(1) Comp. the works on Biblical Theology. On the importance of eschatology in the first period, and its necessary connection with Christology, see Dorner's Person Christi, i. 232 ff. ["The Christian hope in the Christ that was to come grew out of faith in the Christ who had already come." "The Christian principle celebrated its apotheosis in the eschatology. For the whole universe is ordered in reference to Christ. What is not a part of the eternal kingdom, must at the end of all things be entirely rejected, become powerless and worthless."] The distinction between the second coming of Christ and the first was founded on the New Testament. Justin M. Apol. i. 52: Δύο γὰρ αὐτοῦ παρουσίας προεκήρυξαν οἱ προφῆται· μίαν μὲν τὴν ἤδη γενομένην, ὡς ἀτίμου καὶ παθητοῦ ἀνθρώπου, τὴν δὲ δευτέραν, ὅταν μετὰ δόξης ἐξ οὐρανῶν μετὰ τῆς ἀγγελικῆς αὐτοῦ στρατιᾶς παραγενήσεσθαι κεκήρυκται, ὅτε καὶ τὰ σώματα ἀνεγερεῖ πάντων τῶν γενομένων ἀνθρώTWV K.T.X. Cf. Dial. c. Tryph. 32, 45, 49, 51. Iren. i. 10 (he makes a distinction between ἔλευσις and παρουσία), iv. 22, 2.

(2) See above, § 31, note 7, especially Euseb. vii. 25, and the introductions to the commentaries on the Book of Revelation (Lücke). According to the latest criticism, the author of the Apocalypse was, indeed, the real John; but because entangled in the Ebionitish and Jewish modes of thought, he cannot be the same with John the Evangelist; compare Baur (in Zellers Theol. Jahrb. 1844) and Schwegler's Nachapost. Zeitalter, s. 66 ff. In opposition to them, Ebrard endeavours to harmonize the standpoint of the Apocalypse with that of the Gospel; see his Evangel. Johannes und die neueste Hypothese über seine Entstehung (Zürich 1845), s. 137 ff.—We cannot regard the acts in this controversy as definitely closed. [The latest criticism is decidedly in favour of the opinion, that the Apostle John wrote the Apocalypse. Cf. Hilgenfeld, Einleitung in d. N. T. 1875. Passages in Register ad fin.]

(3) Comp. the commentaries on this chapter. From Justin's

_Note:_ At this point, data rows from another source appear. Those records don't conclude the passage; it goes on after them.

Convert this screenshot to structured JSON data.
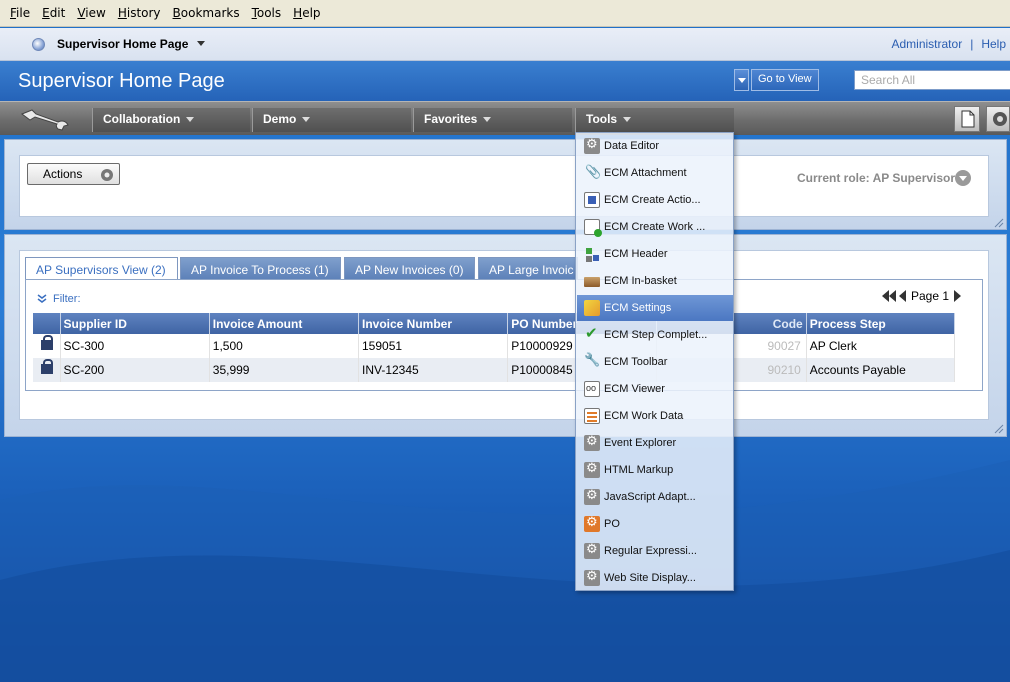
{
  "menubar": [
    "File",
    "Edit",
    "View",
    "History",
    "Bookmarks",
    "Tools",
    "Help"
  ],
  "tab": {
    "title": "Supervisor Home Page"
  },
  "user_links": {
    "admin": "Administrator",
    "sep": "|",
    "help": "Help"
  },
  "header": {
    "page_title": "Supervisor Home Page",
    "goto_label": "Go to View",
    "search_placeholder": "Search All"
  },
  "nav": [
    {
      "label": "Collaboration"
    },
    {
      "label": "Demo"
    },
    {
      "label": "Favorites"
    },
    {
      "label": "Tools"
    }
  ],
  "actions_portlet": {
    "actions_label": "Actions",
    "current_role": "Current role: AP Supervisor"
  },
  "view_tabs": [
    {
      "label": "AP Supervisors View (2)",
      "active": true
    },
    {
      "label": "AP Invoice To Process (1)",
      "active": false
    },
    {
      "label": "AP New Invoices (0)",
      "active": false
    },
    {
      "label": "AP Large Invoic",
      "active": false
    }
  ],
  "filter_label": "Filter:",
  "pager_label": "Page 1",
  "table": {
    "columns": [
      "Supplier ID",
      "Invoice Amount",
      "Invoice Number",
      "PO Number",
      "",
      "Process Step"
    ],
    "hidden_header_fragment": "Code",
    "rows": [
      [
        "SC-300",
        "1,500",
        "159051",
        "P10000929",
        "90027",
        "AP Clerk"
      ],
      [
        "SC-200",
        "35,999",
        "INV-12345",
        "P10000845",
        "90210",
        "Accounts Payable"
      ]
    ]
  },
  "tools_menu": [
    {
      "label": "Data Editor",
      "icon": "gear-icon"
    },
    {
      "label": "ECM Attachment",
      "icon": "paperclip-icon"
    },
    {
      "label": "ECM Create Actio...",
      "icon": "document-icon"
    },
    {
      "label": "ECM Create Work ...",
      "icon": "document-add-icon"
    },
    {
      "label": "ECM Header",
      "icon": "tree-icon"
    },
    {
      "label": "ECM In-basket",
      "icon": "inbox-icon"
    },
    {
      "label": "ECM Settings",
      "icon": "settings-icon",
      "highlighted": true
    },
    {
      "label": "ECM Step Complet...",
      "icon": "check-icon"
    },
    {
      "label": "ECM Toolbar",
      "icon": "wrench-icon"
    },
    {
      "label": "ECM Viewer",
      "icon": "viewer-icon"
    },
    {
      "label": "ECM Work Data",
      "icon": "data-icon"
    },
    {
      "label": "Event Explorer",
      "icon": "gear-icon"
    },
    {
      "label": "HTML Markup",
      "icon": "gear-icon"
    },
    {
      "label": "JavaScript Adapt...",
      "icon": "gear-icon"
    },
    {
      "label": "PO",
      "icon": "gear-orange-icon"
    },
    {
      "label": "Regular Expressi...",
      "icon": "gear-icon"
    },
    {
      "label": "Web Site Display...",
      "icon": "gear-icon"
    }
  ]
}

larger Apology, c. 52, it has been inferred that, though a millenarian, he held to only one resurrection (τà owμаTa ἀνεργεῖ πάντων τῶν γενομένων ἀνθρώπων); so Münter (alteste Dogmengesch. ii. 2, s. 269), and also Gieseler, Dogmengesch. s. 241 and 247. But in the Dial. c. Tryph. c. 81, Justin teaches a double resurrection; comp. Semisch, ii. s. 471 ff. He calls the first resurrection holy (Dial. c. Tryph. c. 113), but the second, the general. Irenæus, too (v. c. 32), and Tertullian (De Resur. Carn. c. 42, and De Anima, c. 58) teach a double resurrection, or (in the case of Tertull.) a progressive resurrection (?); comp. Gieseler, u. s., s. 241. [" The wholly pure will rise at once; those, however, who have contracted great guilt, must make amends by staying a longer time in the under-world, and rising later;" and thus he interprets Matt. v. 26. Comp. also Maitland's Apostle's School of Prophetic Interpretation, 1849. Auberlen, Der Prophet Daniel und die Offenbarung Johannis, 3 Ausg. Basel 1874. Alford's Greek Test. in loc. Reuss, Théologie Chrétienne, vol. i. p. 429 ss., 3d ed. Stras. et Paris 1864.]

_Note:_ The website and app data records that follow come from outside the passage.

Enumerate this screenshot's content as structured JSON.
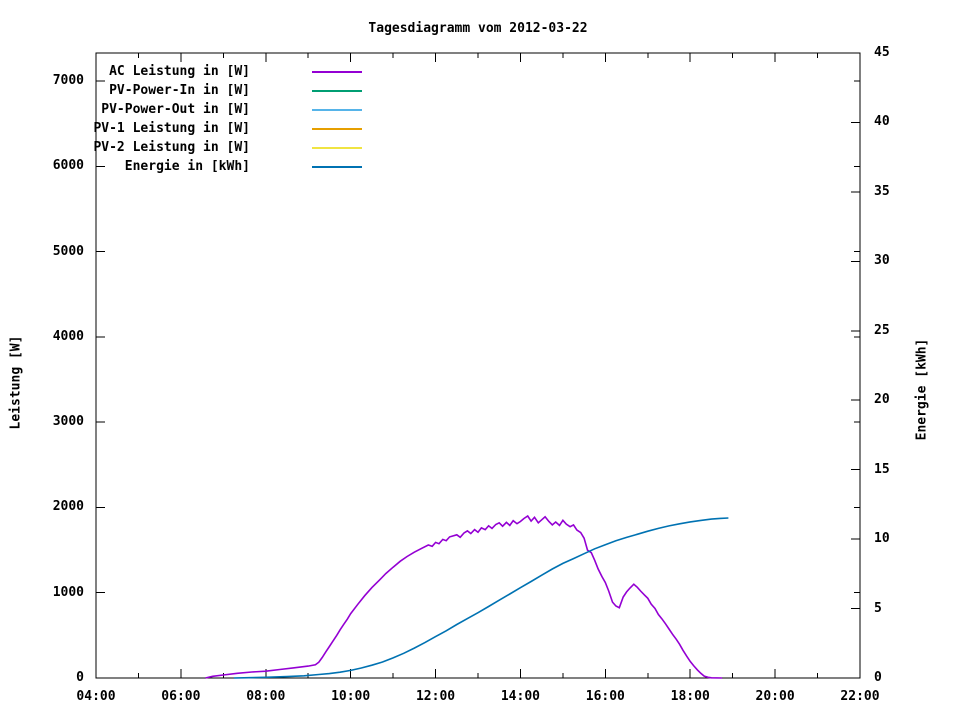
{
  "title": "Tagesdiagramm vom 2012-03-22",
  "axes": {
    "left": {
      "label": "Leistung [W]",
      "tick_values": [
        0,
        1000,
        2000,
        3000,
        4000,
        5000,
        6000,
        7000
      ],
      "range": [
        0,
        7330
      ]
    },
    "right": {
      "label": "Energie [kWh]",
      "tick_values": [
        0,
        5,
        10,
        15,
        20,
        25,
        30,
        35,
        40,
        45
      ],
      "range": [
        0,
        45
      ]
    },
    "x": {
      "major_tick_labels": [
        "04:00",
        "06:00",
        "08:00",
        "10:00",
        "12:00",
        "14:00",
        "16:00",
        "18:00",
        "20:00",
        "22:00"
      ],
      "range_hours": [
        4,
        22
      ],
      "minor_tick_every_hours": 1,
      "major_tick_every_hours": 2
    }
  },
  "legend": {
    "position": "top-left-inside",
    "items": [
      {
        "label": "AC Leistung in [W]",
        "color": "#9400d3"
      },
      {
        "label": "PV-Power-In in [W]",
        "color": "#009e73"
      },
      {
        "label": "PV-Power-Out in [W]",
        "color": "#56b4e9"
      },
      {
        "label": "PV-1 Leistung in [W]",
        "color": "#e69f00"
      },
      {
        "label": "PV-2 Leistung in [W]",
        "color": "#f0e442"
      },
      {
        "label": "Energie in [kWh]",
        "color": "#0072b2"
      }
    ]
  },
  "colors": {
    "foreground": "#000000",
    "background": "#ffffff"
  },
  "chart_data": {
    "type": "line",
    "title": "Tagesdiagramm vom 2012-03-22",
    "xlabel": "",
    "ylabel": "Leistung [W]",
    "y2label": "Energie [kWh]",
    "xlim_hours": [
      4,
      22
    ],
    "ylim": [
      0,
      7330
    ],
    "y2lim": [
      0,
      45
    ],
    "grid": false,
    "legend_position": "top-left",
    "x_unit": "time-of-day",
    "series": [
      {
        "name": "AC Leistung in [W]",
        "axis": "left",
        "color": "#9400d3",
        "points": [
          [
            6.58,
            0
          ],
          [
            6.75,
            20
          ],
          [
            7.0,
            35
          ],
          [
            7.33,
            55
          ],
          [
            7.67,
            70
          ],
          [
            8.0,
            80
          ],
          [
            8.33,
            100
          ],
          [
            8.67,
            120
          ],
          [
            9.0,
            140
          ],
          [
            9.17,
            155
          ],
          [
            9.25,
            185
          ],
          [
            9.33,
            240
          ],
          [
            9.42,
            310
          ],
          [
            9.5,
            370
          ],
          [
            9.58,
            430
          ],
          [
            9.67,
            500
          ],
          [
            9.75,
            565
          ],
          [
            9.83,
            625
          ],
          [
            9.92,
            690
          ],
          [
            10.0,
            755
          ],
          [
            10.17,
            865
          ],
          [
            10.33,
            965
          ],
          [
            10.5,
            1060
          ],
          [
            10.67,
            1145
          ],
          [
            10.83,
            1225
          ],
          [
            11.0,
            1300
          ],
          [
            11.17,
            1370
          ],
          [
            11.33,
            1425
          ],
          [
            11.5,
            1475
          ],
          [
            11.67,
            1520
          ],
          [
            11.83,
            1560
          ],
          [
            11.92,
            1545
          ],
          [
            12.0,
            1590
          ],
          [
            12.08,
            1575
          ],
          [
            12.17,
            1625
          ],
          [
            12.25,
            1610
          ],
          [
            12.33,
            1655
          ],
          [
            12.5,
            1680
          ],
          [
            12.58,
            1650
          ],
          [
            12.67,
            1700
          ],
          [
            12.75,
            1725
          ],
          [
            12.83,
            1695
          ],
          [
            12.92,
            1740
          ],
          [
            13.0,
            1710
          ],
          [
            13.08,
            1760
          ],
          [
            13.17,
            1740
          ],
          [
            13.25,
            1785
          ],
          [
            13.33,
            1755
          ],
          [
            13.42,
            1800
          ],
          [
            13.5,
            1820
          ],
          [
            13.58,
            1780
          ],
          [
            13.67,
            1825
          ],
          [
            13.75,
            1790
          ],
          [
            13.83,
            1845
          ],
          [
            13.92,
            1810
          ],
          [
            14.0,
            1835
          ],
          [
            14.08,
            1870
          ],
          [
            14.17,
            1900
          ],
          [
            14.25,
            1840
          ],
          [
            14.33,
            1885
          ],
          [
            14.42,
            1820
          ],
          [
            14.5,
            1855
          ],
          [
            14.58,
            1890
          ],
          [
            14.67,
            1835
          ],
          [
            14.75,
            1795
          ],
          [
            14.83,
            1830
          ],
          [
            14.92,
            1790
          ],
          [
            15.0,
            1850
          ],
          [
            15.08,
            1805
          ],
          [
            15.17,
            1775
          ],
          [
            15.25,
            1795
          ],
          [
            15.33,
            1735
          ],
          [
            15.42,
            1705
          ],
          [
            15.5,
            1640
          ],
          [
            15.58,
            1500
          ],
          [
            15.67,
            1470
          ],
          [
            15.75,
            1380
          ],
          [
            15.83,
            1280
          ],
          [
            15.92,
            1190
          ],
          [
            16.0,
            1120
          ],
          [
            16.08,
            1020
          ],
          [
            16.17,
            890
          ],
          [
            16.25,
            845
          ],
          [
            16.33,
            825
          ],
          [
            16.42,
            950
          ],
          [
            16.5,
            1010
          ],
          [
            16.58,
            1055
          ],
          [
            16.67,
            1100
          ],
          [
            16.75,
            1065
          ],
          [
            16.83,
            1020
          ],
          [
            16.92,
            975
          ],
          [
            17.0,
            935
          ],
          [
            17.08,
            865
          ],
          [
            17.17,
            815
          ],
          [
            17.25,
            745
          ],
          [
            17.33,
            695
          ],
          [
            17.42,
            635
          ],
          [
            17.5,
            575
          ],
          [
            17.58,
            515
          ],
          [
            17.67,
            455
          ],
          [
            17.75,
            395
          ],
          [
            17.83,
            325
          ],
          [
            17.92,
            255
          ],
          [
            18.0,
            195
          ],
          [
            18.08,
            145
          ],
          [
            18.17,
            95
          ],
          [
            18.25,
            55
          ],
          [
            18.33,
            22
          ],
          [
            18.42,
            8
          ],
          [
            18.5,
            2
          ],
          [
            18.75,
            0
          ]
        ]
      },
      {
        "name": "PV-Power-In in [W]",
        "axis": "left",
        "color": "#009e73",
        "points": []
      },
      {
        "name": "PV-Power-Out in [W]",
        "axis": "left",
        "color": "#56b4e9",
        "points": []
      },
      {
        "name": "PV-1 Leistung in [W]",
        "axis": "left",
        "color": "#e69f00",
        "points": []
      },
      {
        "name": "PV-2 Leistung in [W]",
        "axis": "left",
        "color": "#f0e442",
        "points": []
      },
      {
        "name": "Energie in [kWh]",
        "axis": "right",
        "color": "#0072b2",
        "points": [
          [
            7.25,
            0
          ],
          [
            7.6,
            0.02
          ],
          [
            8.0,
            0.05
          ],
          [
            8.5,
            0.1
          ],
          [
            8.9,
            0.16
          ],
          [
            9.25,
            0.25
          ],
          [
            9.5,
            0.32
          ],
          [
            9.75,
            0.42
          ],
          [
            10.0,
            0.55
          ],
          [
            10.25,
            0.72
          ],
          [
            10.5,
            0.92
          ],
          [
            10.75,
            1.15
          ],
          [
            11.0,
            1.45
          ],
          [
            11.25,
            1.78
          ],
          [
            11.5,
            2.15
          ],
          [
            11.75,
            2.55
          ],
          [
            12.0,
            2.98
          ],
          [
            12.25,
            3.4
          ],
          [
            12.5,
            3.85
          ],
          [
            12.75,
            4.28
          ],
          [
            13.0,
            4.7
          ],
          [
            13.25,
            5.15
          ],
          [
            13.5,
            5.6
          ],
          [
            13.75,
            6.05
          ],
          [
            14.0,
            6.5
          ],
          [
            14.25,
            6.95
          ],
          [
            14.5,
            7.4
          ],
          [
            14.75,
            7.85
          ],
          [
            15.0,
            8.25
          ],
          [
            15.25,
            8.6
          ],
          [
            15.5,
            8.95
          ],
          [
            15.75,
            9.3
          ],
          [
            16.0,
            9.6
          ],
          [
            16.25,
            9.88
          ],
          [
            16.5,
            10.12
          ],
          [
            16.75,
            10.35
          ],
          [
            17.0,
            10.57
          ],
          [
            17.25,
            10.77
          ],
          [
            17.5,
            10.95
          ],
          [
            17.75,
            11.1
          ],
          [
            18.0,
            11.24
          ],
          [
            18.25,
            11.35
          ],
          [
            18.5,
            11.44
          ],
          [
            18.7,
            11.49
          ],
          [
            18.9,
            11.52
          ]
        ]
      }
    ]
  }
}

(4) Jerome, in his Comment. on Isa. Ixvi. 20, observes that the Ebionites understand the passage, "And they shall bring all your brethren for an offering unto the Lord out of all nations upon horses, and in chariots, and in litters, and upon mules, and upon swift beasts," in its literal sense, and apply it to chariots drawn by four horses, and conveyances of every description. They believe that at the last day, when Christ shall reign at Jerusalem, and the temple be rebuilt, the Israelites will be gathered together from all the ends of the earth. They will have no wings to fly, but they will come in carriages of Gaul; in covered chariots of war, on horses of Spain and Cappadocia; their wives will be carried in litters, and ride upon mules of Numidia instead of horses. Those who hold offices, dignitaries and princes, will come in chariots from Britain, Spain, Gaul, and the regions where the river Rhine is divided into arms; the subdued nations will hasten to meet them. But the Clementine Homilies and the Gnostic Ebionities, far from adopting this gross chiliasm (Credner, 1.c. iii. s. 289, 290), even oppose it; see Schliemann, s. 251 and 519.

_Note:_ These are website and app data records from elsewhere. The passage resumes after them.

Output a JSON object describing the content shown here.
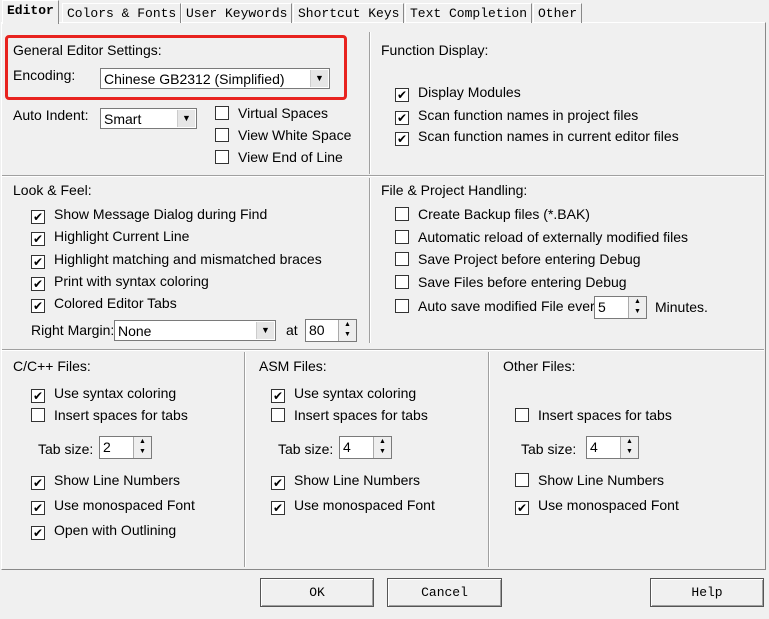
{
  "tabs": [
    "Editor",
    "Colors & Fonts",
    "User Keywords",
    "Shortcut Keys",
    "Text Completion",
    "Other"
  ],
  "general": {
    "title": "General Editor Settings:",
    "encoding_label": "Encoding:",
    "encoding_value": "Chinese GB2312 (Simplified)",
    "auto_indent_label": "Auto Indent:",
    "auto_indent_value": "Smart",
    "options": [
      {
        "label": "Virtual Spaces",
        "checked": false
      },
      {
        "label": "View White Space",
        "checked": false
      },
      {
        "label": "View End of Line",
        "checked": false
      }
    ]
  },
  "function_display": {
    "title": "Function Display:",
    "options": [
      {
        "label": "Display Modules",
        "checked": true
      },
      {
        "label": "Scan function names in project files",
        "checked": true
      },
      {
        "label": "Scan function names in current editor files",
        "checked": true
      }
    ]
  },
  "look_feel": {
    "title": "Look & Feel:",
    "options": [
      {
        "label": "Show Message Dialog during Find",
        "checked": true
      },
      {
        "label": "Highlight Current Line",
        "checked": true
      },
      {
        "label": "Highlight matching and mismatched braces",
        "checked": true
      },
      {
        "label": "Print with syntax coloring",
        "checked": true
      },
      {
        "label": "Colored Editor Tabs",
        "checked": true
      }
    ],
    "right_margin_label": "Right Margin:",
    "right_margin_value": "None",
    "at_label": "at",
    "at_value": "80"
  },
  "file_project": {
    "title": "File & Project Handling:",
    "options": [
      {
        "label": "Create Backup files (*.BAK)",
        "checked": false
      },
      {
        "label": "Automatic reload of externally modified files",
        "checked": false
      },
      {
        "label": "Save Project before entering Debug",
        "checked": false
      },
      {
        "label": "Save Files before entering Debug",
        "checked": false
      },
      {
        "label": "Auto save modified File every",
        "checked": false
      }
    ],
    "autosave_value": "5",
    "minutes_label": "Minutes."
  },
  "cfiles": {
    "title": "C/C++ Files:",
    "syntax": {
      "label": "Use syntax coloring",
      "checked": true
    },
    "spaces": {
      "label": "Insert spaces for tabs",
      "checked": false
    },
    "tab_size_label": "Tab size:",
    "tab_size": "2",
    "line_numbers": {
      "label": "Show Line Numbers",
      "checked": true
    },
    "mono": {
      "label": "Use monospaced Font",
      "checked": true
    },
    "outlining": {
      "label": "Open with Outlining",
      "checked": true
    }
  },
  "asmfiles": {
    "title": "ASM Files:",
    "syntax": {
      "label": "Use syntax coloring",
      "checked": true
    },
    "spaces": {
      "label": "Insert spaces for tabs",
      "checked": false
    },
    "tab_size_label": "Tab size:",
    "tab_size": "4",
    "line_numbers": {
      "label": "Show Line Numbers",
      "checked": true
    },
    "mono": {
      "label": "Use monospaced Font",
      "checked": true
    }
  },
  "otherfiles": {
    "title": "Other Files:",
    "spaces": {
      "label": "Insert spaces for tabs",
      "checked": false
    },
    "tab_size_label": "Tab size:",
    "tab_size": "4",
    "line_numbers": {
      "label": "Show Line Numbers",
      "checked": false
    },
    "mono": {
      "label": "Use monospaced Font",
      "checked": true
    }
  },
  "buttons": {
    "ok": "OK",
    "cancel": "Cancel",
    "help": "Help"
  },
  "colors": {
    "highlight_box": "#e8231f",
    "background": "#f0f0f0"
  }
}
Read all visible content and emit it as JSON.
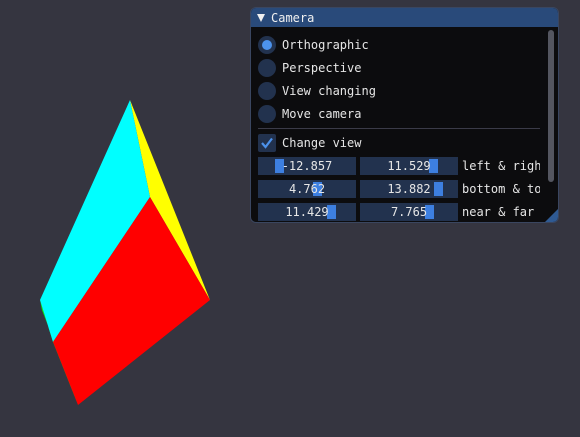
{
  "colors": {
    "background": "#353540",
    "face_front": "#ff0000",
    "face_top": "#00ffff",
    "face_right": "#ffff00",
    "face_left": "#00ff00",
    "window_title": "#294a7a",
    "accent": "#4c92ec"
  },
  "window": {
    "title": "Camera",
    "projection_options": [
      {
        "label": "Orthographic",
        "selected": true
      },
      {
        "label": "Perspective",
        "selected": false
      },
      {
        "label": "View changing",
        "selected": false
      },
      {
        "label": "Move camera",
        "selected": false
      }
    ],
    "change_view": {
      "label": "Change view",
      "checked": true
    },
    "sliders": [
      {
        "label": "left & righ",
        "values": [
          "-12.857",
          "11.529"
        ],
        "fractions": [
          0.19,
          0.77
        ]
      },
      {
        "label": "bottom & to",
        "values": [
          "4.762",
          "13.882"
        ],
        "fractions": [
          0.62,
          0.83
        ]
      },
      {
        "label": "near & far",
        "values": [
          "11.429",
          "7.765"
        ],
        "fractions": [
          0.78,
          0.73
        ]
      }
    ]
  }
}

(5) Euseb. iii. 28, from the accounts given by Caius of Rome and Dionysius of Alexandria. According to Caius,

« FöregåendeFortsätt »